■ Supplied data
%%

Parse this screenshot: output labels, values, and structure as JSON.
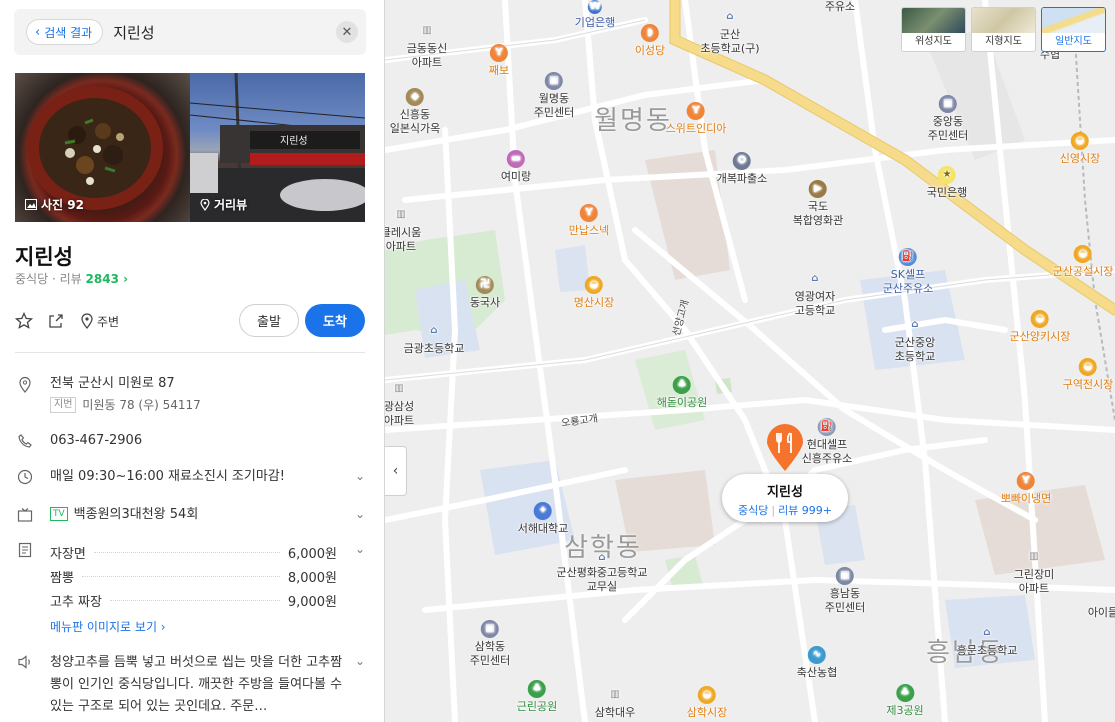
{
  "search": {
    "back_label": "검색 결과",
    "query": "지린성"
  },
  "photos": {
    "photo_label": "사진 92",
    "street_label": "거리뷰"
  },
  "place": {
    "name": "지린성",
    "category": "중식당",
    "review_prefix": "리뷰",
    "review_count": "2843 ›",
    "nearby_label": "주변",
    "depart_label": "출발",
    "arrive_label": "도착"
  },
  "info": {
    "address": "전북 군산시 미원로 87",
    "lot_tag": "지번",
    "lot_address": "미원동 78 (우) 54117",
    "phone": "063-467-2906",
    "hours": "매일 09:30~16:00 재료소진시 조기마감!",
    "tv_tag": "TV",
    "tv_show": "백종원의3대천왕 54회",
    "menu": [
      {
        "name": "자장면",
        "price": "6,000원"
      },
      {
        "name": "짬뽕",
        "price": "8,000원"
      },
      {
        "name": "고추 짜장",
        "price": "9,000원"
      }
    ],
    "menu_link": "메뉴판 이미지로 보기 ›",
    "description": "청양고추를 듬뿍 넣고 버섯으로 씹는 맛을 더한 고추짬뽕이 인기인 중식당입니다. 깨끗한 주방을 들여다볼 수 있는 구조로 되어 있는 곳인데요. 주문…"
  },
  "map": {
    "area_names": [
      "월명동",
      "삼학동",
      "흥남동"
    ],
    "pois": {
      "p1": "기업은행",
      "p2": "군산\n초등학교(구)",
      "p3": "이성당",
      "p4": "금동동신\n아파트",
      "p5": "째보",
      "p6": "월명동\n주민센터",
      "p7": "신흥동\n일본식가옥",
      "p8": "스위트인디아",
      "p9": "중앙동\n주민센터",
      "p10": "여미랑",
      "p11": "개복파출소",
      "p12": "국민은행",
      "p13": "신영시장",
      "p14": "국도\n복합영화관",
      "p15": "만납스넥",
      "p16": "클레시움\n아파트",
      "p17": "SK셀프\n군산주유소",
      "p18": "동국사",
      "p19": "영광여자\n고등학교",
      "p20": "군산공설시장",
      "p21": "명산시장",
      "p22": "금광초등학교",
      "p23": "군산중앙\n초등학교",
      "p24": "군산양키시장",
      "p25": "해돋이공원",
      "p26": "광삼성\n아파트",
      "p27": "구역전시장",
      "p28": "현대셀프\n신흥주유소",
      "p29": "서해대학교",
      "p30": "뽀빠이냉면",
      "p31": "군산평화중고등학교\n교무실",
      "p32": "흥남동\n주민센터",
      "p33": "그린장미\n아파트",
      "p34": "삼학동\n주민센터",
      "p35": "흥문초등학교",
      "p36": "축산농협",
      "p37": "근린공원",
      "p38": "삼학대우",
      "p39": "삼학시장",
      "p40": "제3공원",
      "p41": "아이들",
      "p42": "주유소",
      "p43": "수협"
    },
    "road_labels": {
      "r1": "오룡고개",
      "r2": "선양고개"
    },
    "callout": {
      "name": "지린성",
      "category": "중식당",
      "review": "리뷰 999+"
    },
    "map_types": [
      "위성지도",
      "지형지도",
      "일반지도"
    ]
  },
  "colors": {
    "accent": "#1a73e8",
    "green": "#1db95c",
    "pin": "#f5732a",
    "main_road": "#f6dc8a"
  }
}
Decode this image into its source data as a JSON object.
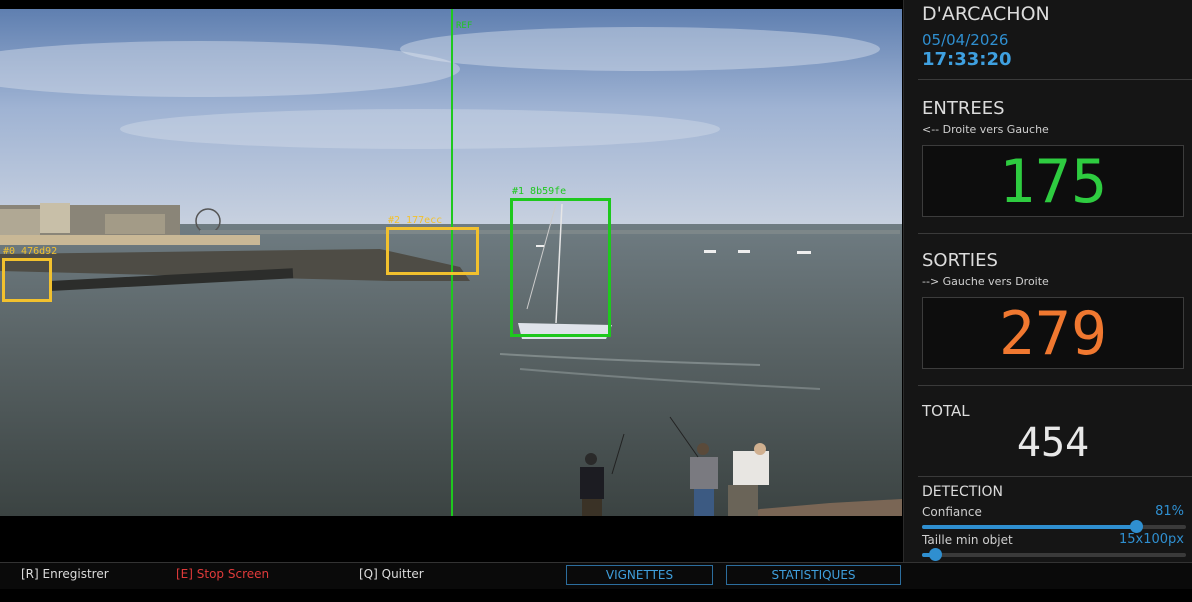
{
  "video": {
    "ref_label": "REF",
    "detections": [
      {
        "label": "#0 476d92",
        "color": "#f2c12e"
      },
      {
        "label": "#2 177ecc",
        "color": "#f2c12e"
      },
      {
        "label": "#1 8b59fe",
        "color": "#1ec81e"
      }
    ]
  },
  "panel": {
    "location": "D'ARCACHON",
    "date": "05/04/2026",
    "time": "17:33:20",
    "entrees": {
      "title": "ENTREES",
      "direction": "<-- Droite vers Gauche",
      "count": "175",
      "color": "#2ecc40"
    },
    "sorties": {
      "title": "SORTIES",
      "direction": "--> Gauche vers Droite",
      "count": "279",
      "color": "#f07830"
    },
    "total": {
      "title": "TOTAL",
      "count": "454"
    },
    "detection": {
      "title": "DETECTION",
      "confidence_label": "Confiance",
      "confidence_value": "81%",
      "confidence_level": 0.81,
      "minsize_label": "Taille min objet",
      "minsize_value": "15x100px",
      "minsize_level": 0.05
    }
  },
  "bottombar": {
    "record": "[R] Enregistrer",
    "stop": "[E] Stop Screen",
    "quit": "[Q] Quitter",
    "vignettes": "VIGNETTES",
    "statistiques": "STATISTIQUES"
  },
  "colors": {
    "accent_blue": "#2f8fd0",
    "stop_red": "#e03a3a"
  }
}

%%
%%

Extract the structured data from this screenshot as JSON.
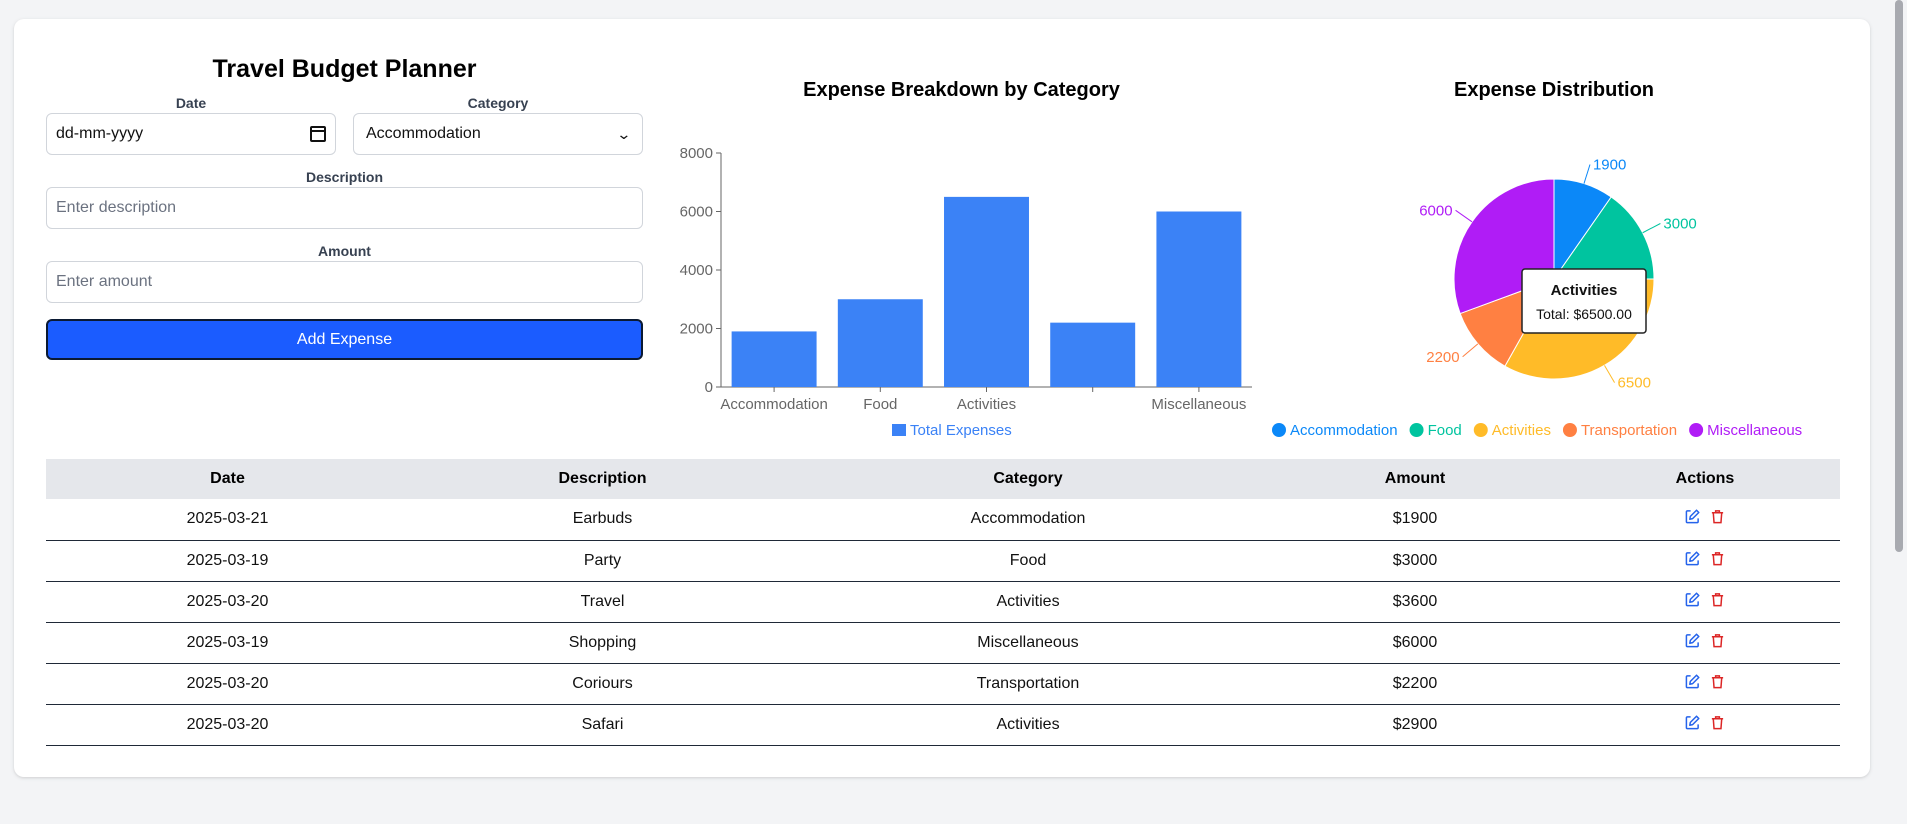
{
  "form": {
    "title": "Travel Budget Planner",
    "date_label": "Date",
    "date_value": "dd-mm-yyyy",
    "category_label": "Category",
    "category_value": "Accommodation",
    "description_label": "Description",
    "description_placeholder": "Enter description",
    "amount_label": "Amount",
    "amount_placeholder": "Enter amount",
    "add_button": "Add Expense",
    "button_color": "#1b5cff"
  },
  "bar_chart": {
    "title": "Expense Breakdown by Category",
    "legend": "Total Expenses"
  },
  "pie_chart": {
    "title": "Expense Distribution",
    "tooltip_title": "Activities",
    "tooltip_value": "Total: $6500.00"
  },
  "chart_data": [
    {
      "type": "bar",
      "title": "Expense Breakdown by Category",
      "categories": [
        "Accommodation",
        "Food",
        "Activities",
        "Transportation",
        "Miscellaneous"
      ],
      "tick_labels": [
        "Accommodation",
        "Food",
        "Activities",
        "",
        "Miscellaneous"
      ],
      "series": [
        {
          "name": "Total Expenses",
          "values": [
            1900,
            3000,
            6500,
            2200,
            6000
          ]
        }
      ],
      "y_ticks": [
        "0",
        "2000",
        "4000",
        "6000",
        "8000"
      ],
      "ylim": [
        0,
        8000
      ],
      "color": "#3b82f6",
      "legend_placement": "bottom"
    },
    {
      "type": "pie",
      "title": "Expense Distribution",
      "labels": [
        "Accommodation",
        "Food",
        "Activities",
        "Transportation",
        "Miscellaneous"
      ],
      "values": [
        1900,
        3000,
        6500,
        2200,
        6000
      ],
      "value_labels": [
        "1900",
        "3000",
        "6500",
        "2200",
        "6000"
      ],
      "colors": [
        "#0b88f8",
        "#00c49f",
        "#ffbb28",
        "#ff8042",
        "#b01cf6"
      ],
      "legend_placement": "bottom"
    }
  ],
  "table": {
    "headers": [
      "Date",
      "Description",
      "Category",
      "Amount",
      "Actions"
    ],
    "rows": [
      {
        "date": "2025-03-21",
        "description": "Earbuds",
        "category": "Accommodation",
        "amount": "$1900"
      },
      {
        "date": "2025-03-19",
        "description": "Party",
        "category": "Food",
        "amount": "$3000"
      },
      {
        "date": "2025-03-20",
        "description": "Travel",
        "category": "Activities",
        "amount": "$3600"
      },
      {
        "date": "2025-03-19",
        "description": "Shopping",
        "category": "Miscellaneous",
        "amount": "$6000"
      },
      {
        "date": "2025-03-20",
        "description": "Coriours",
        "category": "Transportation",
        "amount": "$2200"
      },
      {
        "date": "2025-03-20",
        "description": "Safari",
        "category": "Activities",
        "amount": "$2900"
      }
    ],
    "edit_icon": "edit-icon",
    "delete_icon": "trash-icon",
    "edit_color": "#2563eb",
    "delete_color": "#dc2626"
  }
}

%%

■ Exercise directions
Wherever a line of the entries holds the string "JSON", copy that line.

■ Written solution
Parse this screenshot: output labels, values, and structure as JSON.
Decode this image into its source data as a JSON object.
Extract the structured data from this screenshot as JSON.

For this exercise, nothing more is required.